#### [Exercise requirements]
Look through the material that follows and show every line with the string "duration".
+++
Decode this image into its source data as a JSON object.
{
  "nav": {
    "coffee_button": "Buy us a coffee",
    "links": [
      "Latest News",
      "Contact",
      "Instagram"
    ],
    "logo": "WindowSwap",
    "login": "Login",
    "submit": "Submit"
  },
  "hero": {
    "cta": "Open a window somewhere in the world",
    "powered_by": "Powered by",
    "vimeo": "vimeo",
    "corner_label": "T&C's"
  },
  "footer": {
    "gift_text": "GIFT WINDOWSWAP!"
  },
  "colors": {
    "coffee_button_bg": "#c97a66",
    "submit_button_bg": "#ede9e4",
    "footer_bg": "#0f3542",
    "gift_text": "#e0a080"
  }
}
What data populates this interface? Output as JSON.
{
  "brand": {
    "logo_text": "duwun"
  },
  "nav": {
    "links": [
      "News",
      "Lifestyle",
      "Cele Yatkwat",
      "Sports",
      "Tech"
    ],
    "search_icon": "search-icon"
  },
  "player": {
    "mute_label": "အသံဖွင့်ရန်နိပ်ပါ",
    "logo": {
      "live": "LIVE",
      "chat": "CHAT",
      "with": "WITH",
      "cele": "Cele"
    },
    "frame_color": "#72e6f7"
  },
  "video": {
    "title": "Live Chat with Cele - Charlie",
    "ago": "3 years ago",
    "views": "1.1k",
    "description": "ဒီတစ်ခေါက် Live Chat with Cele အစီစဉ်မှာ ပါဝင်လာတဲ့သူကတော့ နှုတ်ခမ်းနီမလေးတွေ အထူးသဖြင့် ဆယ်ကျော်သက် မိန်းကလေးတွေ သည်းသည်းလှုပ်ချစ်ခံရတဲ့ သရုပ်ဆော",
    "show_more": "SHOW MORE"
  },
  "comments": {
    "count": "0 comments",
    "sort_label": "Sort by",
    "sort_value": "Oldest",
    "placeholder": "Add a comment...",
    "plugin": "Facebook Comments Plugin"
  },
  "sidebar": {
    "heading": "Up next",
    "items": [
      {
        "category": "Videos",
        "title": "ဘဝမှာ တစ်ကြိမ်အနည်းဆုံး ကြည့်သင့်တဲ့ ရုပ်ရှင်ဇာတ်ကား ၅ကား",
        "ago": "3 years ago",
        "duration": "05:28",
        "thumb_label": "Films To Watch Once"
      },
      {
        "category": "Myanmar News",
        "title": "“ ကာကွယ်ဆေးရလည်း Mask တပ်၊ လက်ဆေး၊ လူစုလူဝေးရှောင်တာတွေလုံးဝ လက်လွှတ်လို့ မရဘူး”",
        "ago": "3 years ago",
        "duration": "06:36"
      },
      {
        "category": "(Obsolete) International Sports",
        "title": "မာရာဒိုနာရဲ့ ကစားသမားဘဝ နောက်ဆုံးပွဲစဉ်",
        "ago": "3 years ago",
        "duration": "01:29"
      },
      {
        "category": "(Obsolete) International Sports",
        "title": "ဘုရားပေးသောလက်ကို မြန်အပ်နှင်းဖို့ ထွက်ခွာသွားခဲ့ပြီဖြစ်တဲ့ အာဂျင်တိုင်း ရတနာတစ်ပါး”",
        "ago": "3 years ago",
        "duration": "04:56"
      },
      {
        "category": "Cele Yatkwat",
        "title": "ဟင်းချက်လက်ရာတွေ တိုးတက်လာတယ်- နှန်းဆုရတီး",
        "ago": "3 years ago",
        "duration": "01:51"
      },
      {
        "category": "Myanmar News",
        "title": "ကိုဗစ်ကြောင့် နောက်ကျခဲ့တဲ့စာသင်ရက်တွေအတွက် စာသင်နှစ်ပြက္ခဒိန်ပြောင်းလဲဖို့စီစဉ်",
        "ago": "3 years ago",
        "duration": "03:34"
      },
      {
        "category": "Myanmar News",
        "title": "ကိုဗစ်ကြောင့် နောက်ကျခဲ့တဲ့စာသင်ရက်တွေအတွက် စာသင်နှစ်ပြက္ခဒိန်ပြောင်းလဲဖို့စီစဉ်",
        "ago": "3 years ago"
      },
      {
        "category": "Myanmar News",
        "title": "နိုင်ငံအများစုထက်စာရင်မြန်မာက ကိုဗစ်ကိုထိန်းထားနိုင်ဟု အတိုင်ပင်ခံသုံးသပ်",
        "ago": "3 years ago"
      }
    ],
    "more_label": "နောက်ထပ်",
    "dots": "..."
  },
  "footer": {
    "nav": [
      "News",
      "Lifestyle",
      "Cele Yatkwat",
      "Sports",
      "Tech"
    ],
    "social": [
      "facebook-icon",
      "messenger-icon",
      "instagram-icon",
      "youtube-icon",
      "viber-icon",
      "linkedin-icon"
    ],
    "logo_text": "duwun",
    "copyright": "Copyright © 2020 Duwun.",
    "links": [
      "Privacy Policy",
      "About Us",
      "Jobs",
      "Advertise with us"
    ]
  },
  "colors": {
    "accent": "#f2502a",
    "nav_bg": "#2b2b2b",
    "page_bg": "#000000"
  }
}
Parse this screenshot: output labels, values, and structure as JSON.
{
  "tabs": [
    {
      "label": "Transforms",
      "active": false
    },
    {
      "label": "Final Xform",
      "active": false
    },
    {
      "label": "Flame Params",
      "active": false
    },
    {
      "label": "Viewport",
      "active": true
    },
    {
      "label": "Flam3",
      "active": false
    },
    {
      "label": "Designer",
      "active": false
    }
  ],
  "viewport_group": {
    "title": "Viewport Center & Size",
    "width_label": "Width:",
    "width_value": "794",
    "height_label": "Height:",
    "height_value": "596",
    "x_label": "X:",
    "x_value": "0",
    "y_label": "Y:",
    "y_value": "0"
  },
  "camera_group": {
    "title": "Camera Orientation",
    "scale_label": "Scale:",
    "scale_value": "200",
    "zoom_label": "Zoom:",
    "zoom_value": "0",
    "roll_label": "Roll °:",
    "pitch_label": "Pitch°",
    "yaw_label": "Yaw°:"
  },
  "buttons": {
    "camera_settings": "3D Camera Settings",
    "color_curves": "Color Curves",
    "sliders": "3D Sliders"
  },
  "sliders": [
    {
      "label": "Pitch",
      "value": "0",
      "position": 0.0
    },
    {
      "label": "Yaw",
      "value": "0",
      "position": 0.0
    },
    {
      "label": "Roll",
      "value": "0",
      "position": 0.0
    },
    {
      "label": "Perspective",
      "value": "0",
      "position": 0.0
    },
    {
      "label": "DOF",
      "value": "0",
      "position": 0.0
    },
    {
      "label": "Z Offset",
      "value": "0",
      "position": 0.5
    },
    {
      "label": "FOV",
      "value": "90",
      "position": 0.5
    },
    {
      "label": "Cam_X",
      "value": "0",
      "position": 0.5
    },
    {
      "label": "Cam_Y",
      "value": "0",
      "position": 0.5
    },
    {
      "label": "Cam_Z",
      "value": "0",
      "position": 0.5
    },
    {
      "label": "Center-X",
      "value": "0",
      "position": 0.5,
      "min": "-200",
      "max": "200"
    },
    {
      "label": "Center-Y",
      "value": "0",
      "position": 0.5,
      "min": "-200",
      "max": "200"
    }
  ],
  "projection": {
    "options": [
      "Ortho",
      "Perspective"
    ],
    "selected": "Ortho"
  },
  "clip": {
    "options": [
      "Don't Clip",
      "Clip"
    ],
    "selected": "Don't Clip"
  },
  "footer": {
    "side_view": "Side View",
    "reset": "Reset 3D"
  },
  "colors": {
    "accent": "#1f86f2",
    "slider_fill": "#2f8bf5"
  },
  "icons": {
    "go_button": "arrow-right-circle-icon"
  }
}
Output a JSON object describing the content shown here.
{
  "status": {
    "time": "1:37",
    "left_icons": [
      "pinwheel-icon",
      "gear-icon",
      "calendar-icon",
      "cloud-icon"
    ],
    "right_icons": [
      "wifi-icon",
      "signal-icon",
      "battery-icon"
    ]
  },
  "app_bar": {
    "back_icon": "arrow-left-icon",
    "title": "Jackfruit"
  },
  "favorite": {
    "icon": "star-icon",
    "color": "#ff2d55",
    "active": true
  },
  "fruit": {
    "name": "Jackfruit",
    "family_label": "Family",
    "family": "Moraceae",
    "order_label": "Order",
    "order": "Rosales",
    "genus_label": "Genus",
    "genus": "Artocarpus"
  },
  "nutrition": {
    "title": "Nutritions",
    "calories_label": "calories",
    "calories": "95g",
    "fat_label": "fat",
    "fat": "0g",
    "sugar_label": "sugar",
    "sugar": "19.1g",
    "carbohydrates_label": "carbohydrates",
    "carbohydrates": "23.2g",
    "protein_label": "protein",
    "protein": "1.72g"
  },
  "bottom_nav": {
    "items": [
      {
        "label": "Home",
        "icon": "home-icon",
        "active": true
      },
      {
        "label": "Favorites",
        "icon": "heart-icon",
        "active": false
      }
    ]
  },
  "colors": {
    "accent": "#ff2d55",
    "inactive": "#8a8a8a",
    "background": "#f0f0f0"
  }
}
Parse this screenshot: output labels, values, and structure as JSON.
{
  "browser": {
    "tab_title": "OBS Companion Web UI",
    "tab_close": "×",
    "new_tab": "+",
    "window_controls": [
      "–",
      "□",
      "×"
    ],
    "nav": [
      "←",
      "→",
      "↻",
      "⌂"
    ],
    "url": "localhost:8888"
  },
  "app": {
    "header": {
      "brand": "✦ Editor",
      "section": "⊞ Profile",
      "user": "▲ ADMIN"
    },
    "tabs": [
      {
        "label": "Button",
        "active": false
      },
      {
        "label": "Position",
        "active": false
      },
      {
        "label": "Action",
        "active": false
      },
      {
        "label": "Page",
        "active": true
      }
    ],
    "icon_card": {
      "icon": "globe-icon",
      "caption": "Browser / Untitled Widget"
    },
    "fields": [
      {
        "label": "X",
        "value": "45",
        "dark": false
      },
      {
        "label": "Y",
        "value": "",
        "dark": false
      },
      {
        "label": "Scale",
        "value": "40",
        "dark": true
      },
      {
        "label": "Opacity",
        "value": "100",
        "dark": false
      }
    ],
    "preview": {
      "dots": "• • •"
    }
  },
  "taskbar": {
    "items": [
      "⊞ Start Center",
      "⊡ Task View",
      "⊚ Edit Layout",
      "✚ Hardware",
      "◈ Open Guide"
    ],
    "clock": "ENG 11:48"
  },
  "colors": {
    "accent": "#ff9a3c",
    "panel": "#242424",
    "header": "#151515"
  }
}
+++
#### [Result below]
        "duration": "05:28",
        "duration": "06:36"
        "duration": "01:29"
        "duration": "04:56"
        "duration": "01:51"
        "duration": "03:34"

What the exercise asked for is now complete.